Through the Arabians, the scholastic writers of the 11th century made acquaintance with his " Physics" and "Metaphysics," though by means of very imperfect translations; his "Logic" they had, though not extensively, known before. From that time Aristotle, though sometimes disparaged as a heretic, remained for four centuries the authority of the Christian world in all matters not strictly pertaining to dogmas. In the 11th century the dispute between the nominalists and realists began to divide theologians; the realists asserting with Plato that our general notions, called universalia, are the substance of things, that our ideas answer not only to the reality of objects, but contain their soul and life; the nominalists, in the name of Aristotle, maintaining that these general notions are mere abstractions, inventions of the brain, not expressing the real substance of things. From the exposition that we have given, it appears that this pretended Aristote-lianism was a misunderstanding of Aristotle's philosophy, which, though it admits on the one hand that our general notions cannot be demonstrated to express the full substance of things, yet at the same time asserts that they are indispensable for every purpose of thinking.

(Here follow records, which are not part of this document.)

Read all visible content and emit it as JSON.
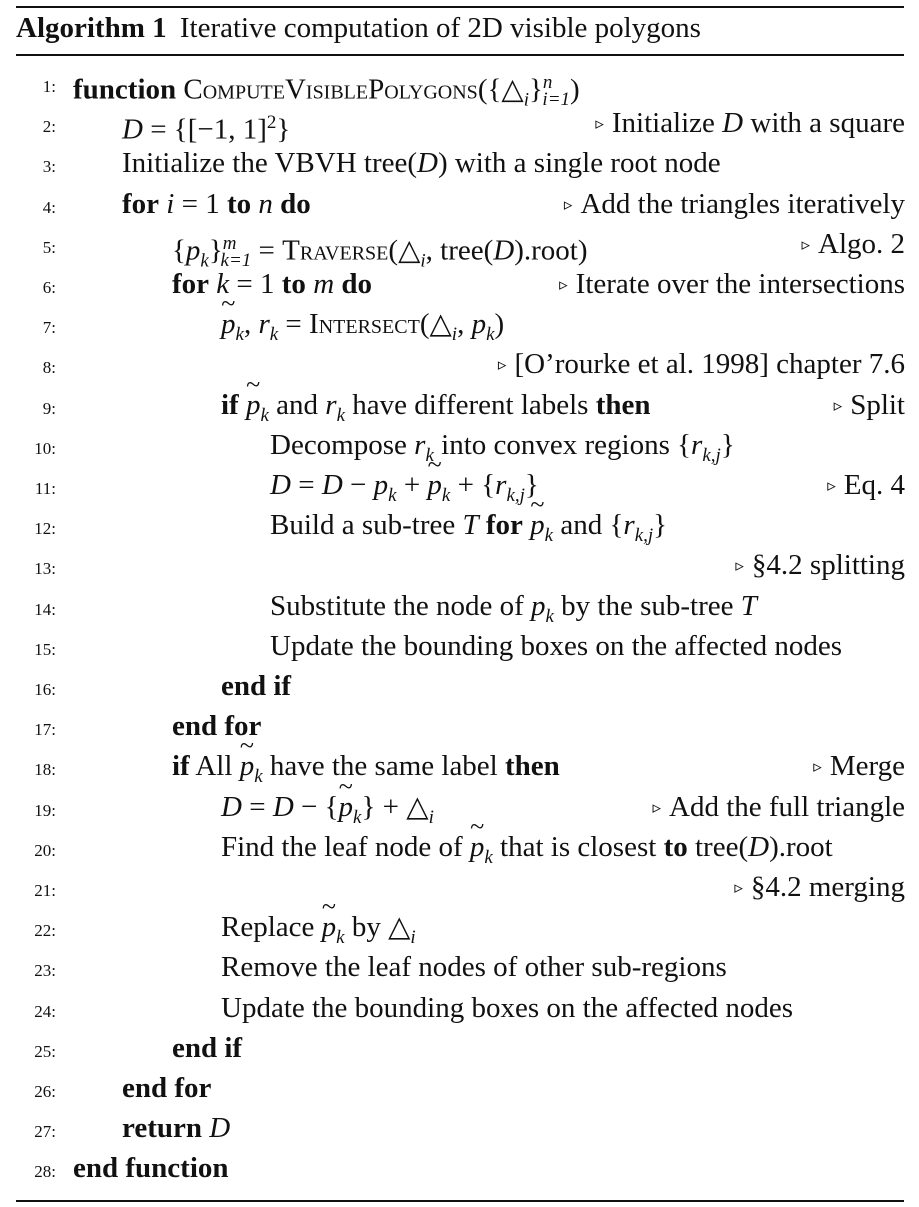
{
  "caption": {
    "label": "Algorithm 1",
    "title": "Iterative computation of 2D visible polygons"
  },
  "lines": [
    {
      "num": "1:",
      "indent": 0,
      "text": "function ComputeVisiblePolygons({△i}n i=1)",
      "comment": ""
    },
    {
      "num": "2:",
      "indent": 1,
      "text": "D = {[−1, 1]2}",
      "comment": "Initialize D with a square"
    },
    {
      "num": "3:",
      "indent": 1,
      "text": "Initialize the VBVH tree(D) with a single root node",
      "comment": ""
    },
    {
      "num": "4:",
      "indent": 1,
      "text": "for i = 1 to n do",
      "comment": "Add the triangles iteratively"
    },
    {
      "num": "5:",
      "indent": 2,
      "text": "{pk}m k=1 = Traverse(△i, tree(D).root)",
      "comment": "Algo. 2"
    },
    {
      "num": "6:",
      "indent": 2,
      "text": "for k = 1 to m do",
      "comment": "Iterate over the intersections"
    },
    {
      "num": "7:",
      "indent": 3,
      "text": "p̃k, rk = Intersect(△i, pk)",
      "comment": ""
    },
    {
      "num": "8:",
      "indent": 3,
      "text": "",
      "comment": "[O’rourke et al. 1998] chapter 7.6"
    },
    {
      "num": "9:",
      "indent": 3,
      "text": "if p̃k and rk have different labels then",
      "comment": "Split"
    },
    {
      "num": "10:",
      "indent": 4,
      "text": "Decompose rk into convex regions {rk,j}",
      "comment": ""
    },
    {
      "num": "11:",
      "indent": 4,
      "text": "D = D − pk + p̃k + {rk,j}",
      "comment": "Eq. 4"
    },
    {
      "num": "12:",
      "indent": 4,
      "text": "Build a sub-tree T for p̃k and {rk,j}",
      "comment": ""
    },
    {
      "num": "13:",
      "indent": 4,
      "text": "",
      "comment": "§4.2 splitting"
    },
    {
      "num": "14:",
      "indent": 4,
      "text": "Substitute the node of pk by the sub-tree T",
      "comment": ""
    },
    {
      "num": "15:",
      "indent": 4,
      "text": "Update the bounding boxes on the affected nodes",
      "comment": ""
    },
    {
      "num": "16:",
      "indent": 3,
      "text": "end if",
      "comment": ""
    },
    {
      "num": "17:",
      "indent": 2,
      "text": "end for",
      "comment": ""
    },
    {
      "num": "18:",
      "indent": 2,
      "text": "if All p̃k have the same label then",
      "comment": "Merge"
    },
    {
      "num": "19:",
      "indent": 3,
      "text": "D = D − {p̃k} + △i",
      "comment": "Add the full triangle"
    },
    {
      "num": "20:",
      "indent": 3,
      "text": "Find the leaf node of p̃k that is closest to tree(D).root",
      "comment": ""
    },
    {
      "num": "21:",
      "indent": 3,
      "text": "",
      "comment": "§4.2 merging"
    },
    {
      "num": "22:",
      "indent": 3,
      "text": "Replace p̃k by △i",
      "comment": ""
    },
    {
      "num": "23:",
      "indent": 3,
      "text": "Remove the leaf nodes of other sub-regions",
      "comment": ""
    },
    {
      "num": "24:",
      "indent": 3,
      "text": "Update the bounding boxes on the affected nodes",
      "comment": ""
    },
    {
      "num": "25:",
      "indent": 2,
      "text": "end if",
      "comment": ""
    },
    {
      "num": "26:",
      "indent": 1,
      "text": "end for",
      "comment": ""
    },
    {
      "num": "27:",
      "indent": 1,
      "text": "return D",
      "comment": ""
    },
    {
      "num": "28:",
      "indent": 0,
      "text": "end function",
      "comment": ""
    }
  ]
}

After the restoration of classical literature in the 15th century, his writings were extensively published, and his philosophy began to be better understood; and it has been further developed by Bacon, Descartes, Spinoza, and Kant. Fichte, Schelling, and Hegel opposed it, though the latter adopted many of its ideas. It is, however, not so much by his philosophical system that Aristotle has wielded his enormous influence, especially as this is only now beginning to be fully understood and justly appreciated, as by his logical inventions, and his method of philosophy in general. - The best works on the contents, spirit, and bearings of the writings of Aristotle are Stahr's Aristote-lia (2 vols., Halle, 1830); Franz Biese's Philosophic des Aristoteles (2 vols., Berlin, 1835-'42); and "Aristotle," a posthumous work, by George Grote (London, 1872). The best complete edition of Aristotle is that of the academy of sciences at Berlin, by Immanuel Bekker (4 vols., Berlin, 1831-'6), with Latin translations and extracts from the old commentaries.